Some artists approach their work like it’s an exact science, perfecting each curve and angle to be symmetrically sound and not out of place. Though that may be true in an abstract sense, Yuri Elvin is far from that. His style looks as though in a fit of rage and emotion he splashed down some paint, glued some canvas, threw some kind of material in there to make it do what he felt, and applied a signature.
I like it.
Yuri did an interesting project where it was 100 Pieces of Affordable Art. I think that’s a pretty cool idea. So much art today is upwards of $500 for a good piece that you like. These pieces, some of them, are still selling for ~$45. They’re one offs. “Always, no prints ever,” says Yuri.
The work ranges from raw splashes of beautiful colours that explode off the page or canvas, to barbaric statements of monotone lines that would scare most children. His backgrounds are washed with muted colors that sometimes overlaps the main focus of the painting, often with glued paper or canvas to add texture to the painting that will usually add some confusion to the piece.
The work reminds me of tribal dancing. The kind that you put yourself into a mood, with heavy drum beats and crazy eyes. Lots of hand painting.
I had the chance to talk with Yuri for a bit. We talked about some of the things that an artist faces trying to make it happen, trying to get that success. It turns out Yuri’s day job is in the film business. He says when the writers went on strike a few years ago, things changed. His focus became clearer, or at least more driven towards art again, rather than being an extra on the set, or an Assistant Director.
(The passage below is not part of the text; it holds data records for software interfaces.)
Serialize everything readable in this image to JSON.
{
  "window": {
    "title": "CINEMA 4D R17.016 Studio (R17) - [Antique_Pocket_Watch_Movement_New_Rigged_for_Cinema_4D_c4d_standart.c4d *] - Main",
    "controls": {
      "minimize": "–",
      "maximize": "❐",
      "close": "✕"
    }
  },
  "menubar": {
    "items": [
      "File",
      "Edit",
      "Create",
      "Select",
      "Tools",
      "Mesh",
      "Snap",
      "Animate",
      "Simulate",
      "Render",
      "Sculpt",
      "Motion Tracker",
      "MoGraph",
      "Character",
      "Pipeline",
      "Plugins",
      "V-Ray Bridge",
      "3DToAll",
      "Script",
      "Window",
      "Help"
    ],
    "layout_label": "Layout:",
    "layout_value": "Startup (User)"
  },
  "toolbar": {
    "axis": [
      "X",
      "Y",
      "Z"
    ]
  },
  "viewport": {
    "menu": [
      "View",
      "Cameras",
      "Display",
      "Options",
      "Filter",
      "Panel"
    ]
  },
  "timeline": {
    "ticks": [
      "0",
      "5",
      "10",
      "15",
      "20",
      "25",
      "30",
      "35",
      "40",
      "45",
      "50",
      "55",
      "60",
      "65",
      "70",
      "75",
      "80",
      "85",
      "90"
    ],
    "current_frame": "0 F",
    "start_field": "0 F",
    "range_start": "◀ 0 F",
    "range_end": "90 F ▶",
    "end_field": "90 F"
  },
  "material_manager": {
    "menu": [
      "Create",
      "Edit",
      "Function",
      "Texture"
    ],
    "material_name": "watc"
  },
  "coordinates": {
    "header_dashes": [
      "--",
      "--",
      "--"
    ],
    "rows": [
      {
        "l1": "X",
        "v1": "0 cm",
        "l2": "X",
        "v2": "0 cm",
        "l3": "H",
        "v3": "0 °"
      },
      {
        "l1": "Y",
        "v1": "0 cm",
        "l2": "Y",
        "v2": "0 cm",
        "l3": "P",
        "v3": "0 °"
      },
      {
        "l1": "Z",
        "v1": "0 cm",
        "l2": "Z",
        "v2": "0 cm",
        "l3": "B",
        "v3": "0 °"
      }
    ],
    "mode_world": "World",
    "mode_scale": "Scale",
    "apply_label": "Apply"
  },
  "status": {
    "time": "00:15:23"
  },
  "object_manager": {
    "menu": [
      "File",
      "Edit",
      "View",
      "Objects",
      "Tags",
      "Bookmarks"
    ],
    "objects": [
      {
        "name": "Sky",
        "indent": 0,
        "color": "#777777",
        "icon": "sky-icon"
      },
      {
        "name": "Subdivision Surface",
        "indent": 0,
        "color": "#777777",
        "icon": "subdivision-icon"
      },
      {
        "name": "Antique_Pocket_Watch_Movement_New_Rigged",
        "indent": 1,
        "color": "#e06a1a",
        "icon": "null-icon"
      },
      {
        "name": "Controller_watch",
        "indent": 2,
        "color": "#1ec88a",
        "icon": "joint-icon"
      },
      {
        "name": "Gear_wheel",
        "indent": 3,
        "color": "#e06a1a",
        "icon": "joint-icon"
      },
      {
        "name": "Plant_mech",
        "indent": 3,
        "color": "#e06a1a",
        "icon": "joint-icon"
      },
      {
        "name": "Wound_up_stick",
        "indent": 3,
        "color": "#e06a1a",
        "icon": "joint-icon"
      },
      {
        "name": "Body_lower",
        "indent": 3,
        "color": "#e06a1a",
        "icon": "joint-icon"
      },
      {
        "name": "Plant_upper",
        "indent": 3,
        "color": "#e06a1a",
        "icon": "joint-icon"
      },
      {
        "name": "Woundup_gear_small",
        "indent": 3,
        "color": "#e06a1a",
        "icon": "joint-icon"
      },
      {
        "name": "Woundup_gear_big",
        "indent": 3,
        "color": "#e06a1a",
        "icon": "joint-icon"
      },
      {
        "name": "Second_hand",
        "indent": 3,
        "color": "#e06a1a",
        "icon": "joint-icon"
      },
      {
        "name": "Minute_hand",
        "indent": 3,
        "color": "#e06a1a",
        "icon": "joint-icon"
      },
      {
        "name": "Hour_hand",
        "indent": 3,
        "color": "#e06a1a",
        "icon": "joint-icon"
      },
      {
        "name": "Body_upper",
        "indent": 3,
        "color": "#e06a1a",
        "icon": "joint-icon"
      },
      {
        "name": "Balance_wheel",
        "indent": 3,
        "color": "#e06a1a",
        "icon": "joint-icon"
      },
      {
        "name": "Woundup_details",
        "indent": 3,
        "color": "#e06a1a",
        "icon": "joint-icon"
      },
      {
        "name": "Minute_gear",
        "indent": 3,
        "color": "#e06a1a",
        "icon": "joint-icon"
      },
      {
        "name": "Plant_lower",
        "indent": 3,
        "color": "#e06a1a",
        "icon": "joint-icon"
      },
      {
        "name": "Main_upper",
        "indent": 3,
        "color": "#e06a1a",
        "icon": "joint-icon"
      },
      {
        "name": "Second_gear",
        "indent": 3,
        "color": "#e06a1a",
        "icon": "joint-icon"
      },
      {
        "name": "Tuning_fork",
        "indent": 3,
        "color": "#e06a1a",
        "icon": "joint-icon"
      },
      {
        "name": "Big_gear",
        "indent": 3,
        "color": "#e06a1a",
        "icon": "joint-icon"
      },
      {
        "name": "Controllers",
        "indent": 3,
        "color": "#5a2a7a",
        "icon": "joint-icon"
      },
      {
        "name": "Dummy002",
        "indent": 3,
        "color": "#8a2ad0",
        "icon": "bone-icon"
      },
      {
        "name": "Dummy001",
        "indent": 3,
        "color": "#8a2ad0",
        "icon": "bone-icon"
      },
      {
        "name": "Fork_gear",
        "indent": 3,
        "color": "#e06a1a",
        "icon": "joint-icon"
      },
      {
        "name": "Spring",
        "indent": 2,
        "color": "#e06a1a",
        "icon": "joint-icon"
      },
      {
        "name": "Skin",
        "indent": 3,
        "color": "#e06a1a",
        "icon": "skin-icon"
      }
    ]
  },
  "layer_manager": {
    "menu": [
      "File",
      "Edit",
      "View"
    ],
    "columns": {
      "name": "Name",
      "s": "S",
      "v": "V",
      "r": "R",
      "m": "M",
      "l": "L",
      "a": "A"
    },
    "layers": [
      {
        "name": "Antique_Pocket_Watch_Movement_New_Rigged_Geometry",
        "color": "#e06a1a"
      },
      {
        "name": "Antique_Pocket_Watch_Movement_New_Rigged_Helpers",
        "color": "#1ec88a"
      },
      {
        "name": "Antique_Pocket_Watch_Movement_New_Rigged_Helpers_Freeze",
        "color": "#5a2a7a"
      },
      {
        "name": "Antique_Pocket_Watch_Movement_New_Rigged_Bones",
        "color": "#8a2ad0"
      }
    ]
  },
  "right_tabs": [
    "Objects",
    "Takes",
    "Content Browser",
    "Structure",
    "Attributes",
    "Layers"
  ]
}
He said: “Cant handle having a regular job on a film set, makes you old really fast, I’d rather have less money and struggle but do my thing.”
But that wasn’t the question today. The question was why do you do art? If you look closely at Yuri’s works, you’ll see a lot of boobs coming out of them….
Yuri does a lot of work. His mind moves fast, picking up pieces of memories and scripts to pull at them and put them together. You can see this in his art. He’s got ideas and they flow. They jump and come together and it’s fast. It’s emotional and instinctual. It’s only natural for somebody who’s been painting since he was two. He showed me this video:
It’s people like Yuri Elvin that push boundaries with art. That reach down into the inner workings of the subconscious to work as a vessel for some other energy form that spits out art. This kind of art is epic. This kind of art is necessary for the world.
How do you like the work of Yuri Elvin?